--- Material to process ---

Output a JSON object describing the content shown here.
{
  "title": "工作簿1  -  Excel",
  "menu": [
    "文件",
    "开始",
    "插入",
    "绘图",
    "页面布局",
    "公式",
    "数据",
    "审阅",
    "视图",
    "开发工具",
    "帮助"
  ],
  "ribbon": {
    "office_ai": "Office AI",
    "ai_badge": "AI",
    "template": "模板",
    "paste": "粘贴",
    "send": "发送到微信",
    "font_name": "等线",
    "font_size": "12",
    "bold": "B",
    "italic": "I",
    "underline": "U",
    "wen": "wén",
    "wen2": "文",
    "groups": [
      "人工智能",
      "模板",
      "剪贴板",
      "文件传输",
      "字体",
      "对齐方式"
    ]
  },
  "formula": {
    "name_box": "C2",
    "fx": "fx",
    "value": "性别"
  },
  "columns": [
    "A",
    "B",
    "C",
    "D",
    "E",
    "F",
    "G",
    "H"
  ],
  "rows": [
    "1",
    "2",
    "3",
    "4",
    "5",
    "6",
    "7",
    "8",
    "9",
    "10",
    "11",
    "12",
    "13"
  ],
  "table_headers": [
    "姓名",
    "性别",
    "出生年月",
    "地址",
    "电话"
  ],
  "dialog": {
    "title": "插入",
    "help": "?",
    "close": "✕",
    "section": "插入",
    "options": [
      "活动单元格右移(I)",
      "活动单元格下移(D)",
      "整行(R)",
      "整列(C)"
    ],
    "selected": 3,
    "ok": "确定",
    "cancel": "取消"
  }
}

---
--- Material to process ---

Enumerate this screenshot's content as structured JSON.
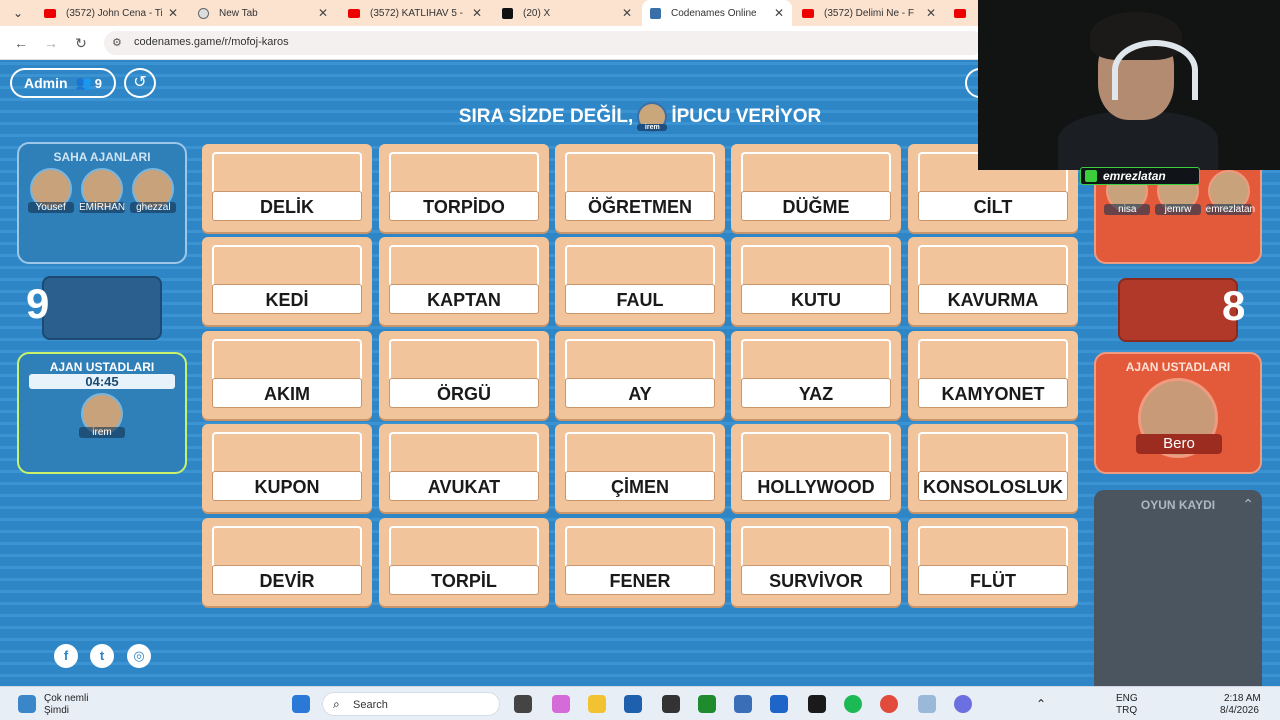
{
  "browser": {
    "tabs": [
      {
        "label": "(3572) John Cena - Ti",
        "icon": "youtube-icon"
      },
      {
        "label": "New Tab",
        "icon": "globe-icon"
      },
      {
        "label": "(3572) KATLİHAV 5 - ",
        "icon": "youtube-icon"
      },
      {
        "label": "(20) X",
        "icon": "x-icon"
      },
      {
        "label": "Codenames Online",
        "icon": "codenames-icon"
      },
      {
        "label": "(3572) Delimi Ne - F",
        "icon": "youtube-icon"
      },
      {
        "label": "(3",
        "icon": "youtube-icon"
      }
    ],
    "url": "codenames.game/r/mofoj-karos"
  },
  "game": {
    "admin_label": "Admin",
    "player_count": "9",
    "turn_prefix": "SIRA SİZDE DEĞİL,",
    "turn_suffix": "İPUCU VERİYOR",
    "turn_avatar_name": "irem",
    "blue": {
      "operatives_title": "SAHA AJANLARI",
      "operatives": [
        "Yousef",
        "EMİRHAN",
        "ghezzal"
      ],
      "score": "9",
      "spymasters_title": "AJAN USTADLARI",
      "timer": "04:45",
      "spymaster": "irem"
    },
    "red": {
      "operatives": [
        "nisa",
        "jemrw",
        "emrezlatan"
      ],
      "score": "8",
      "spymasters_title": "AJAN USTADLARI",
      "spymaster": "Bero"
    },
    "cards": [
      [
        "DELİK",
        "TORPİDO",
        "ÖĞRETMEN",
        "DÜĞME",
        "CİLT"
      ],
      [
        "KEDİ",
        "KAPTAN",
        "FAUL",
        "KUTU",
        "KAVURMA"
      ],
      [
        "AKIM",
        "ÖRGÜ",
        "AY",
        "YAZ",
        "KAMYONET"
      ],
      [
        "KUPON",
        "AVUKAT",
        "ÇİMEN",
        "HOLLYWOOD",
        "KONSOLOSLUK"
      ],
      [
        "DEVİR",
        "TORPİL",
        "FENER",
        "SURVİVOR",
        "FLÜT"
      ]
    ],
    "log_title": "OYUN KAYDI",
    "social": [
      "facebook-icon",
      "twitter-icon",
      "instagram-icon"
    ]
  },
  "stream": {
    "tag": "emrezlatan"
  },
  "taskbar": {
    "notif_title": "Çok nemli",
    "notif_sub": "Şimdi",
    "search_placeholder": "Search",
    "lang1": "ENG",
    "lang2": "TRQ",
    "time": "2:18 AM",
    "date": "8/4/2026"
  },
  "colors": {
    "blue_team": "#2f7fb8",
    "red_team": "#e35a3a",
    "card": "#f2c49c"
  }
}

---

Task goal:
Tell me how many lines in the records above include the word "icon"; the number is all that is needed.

Expected answer:
10